Posted by Anne Marie on July 18, 2006

Recently, on a press trip to Ponte Vedra Beach, FL., I was given the opportunity to experience my first spa treatment, a 50-minute massage at the Sawgrass Mariott Resort & Spa. My reaction to this white hot trend is this: massages should be a regular part of incentive rewards. Spa gift cards, accompanied by a Friday afternoon off, should be handed out like an old-fashioned pat on the back. It's the perfect way for a corporation to say "Thanks for working so hard, now go relax. It's important and you deserve it." 

Until this experience, I was under the impression that rest and relaxation were the same thing. Not true. There's something about ethereal music and aromatherapy that frees the mind. My spa massage took place in a darkened room, the first I've been in lately that didn't involve a PowerPoint presentation, a special treat, in and of itself. The massage therapist explained how muscle tension on one side of the body, sometimes causes pain and sensitivity to the other side of the body. I also learned that massage therapy can also be used to alleviate migraines.

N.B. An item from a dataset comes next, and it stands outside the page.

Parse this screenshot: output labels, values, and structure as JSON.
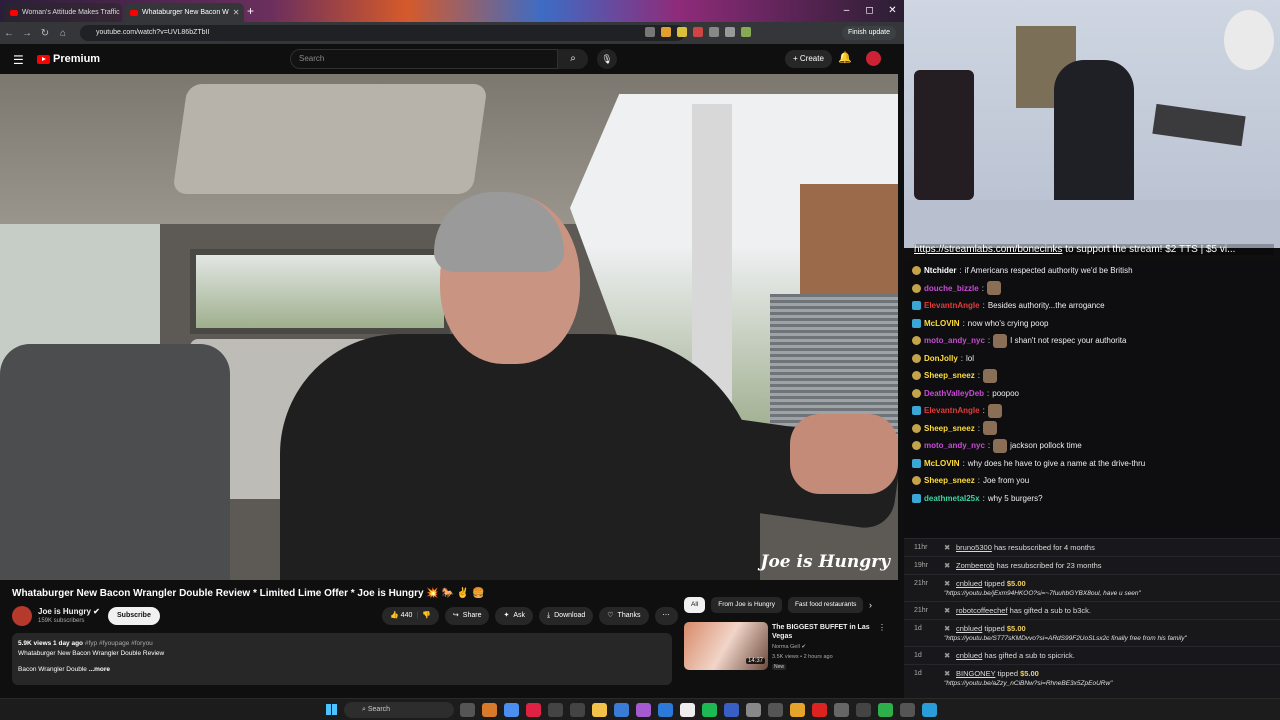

An hour later, as I climbed into the tour van where some of my fellow travel writers were already seated, a hipster reporter from L.A. actually remarked "Wow, you really look relaxed and well-rested-- I guess from your spa visit."  To which I actually responded "I think every employee should be treated to a massage."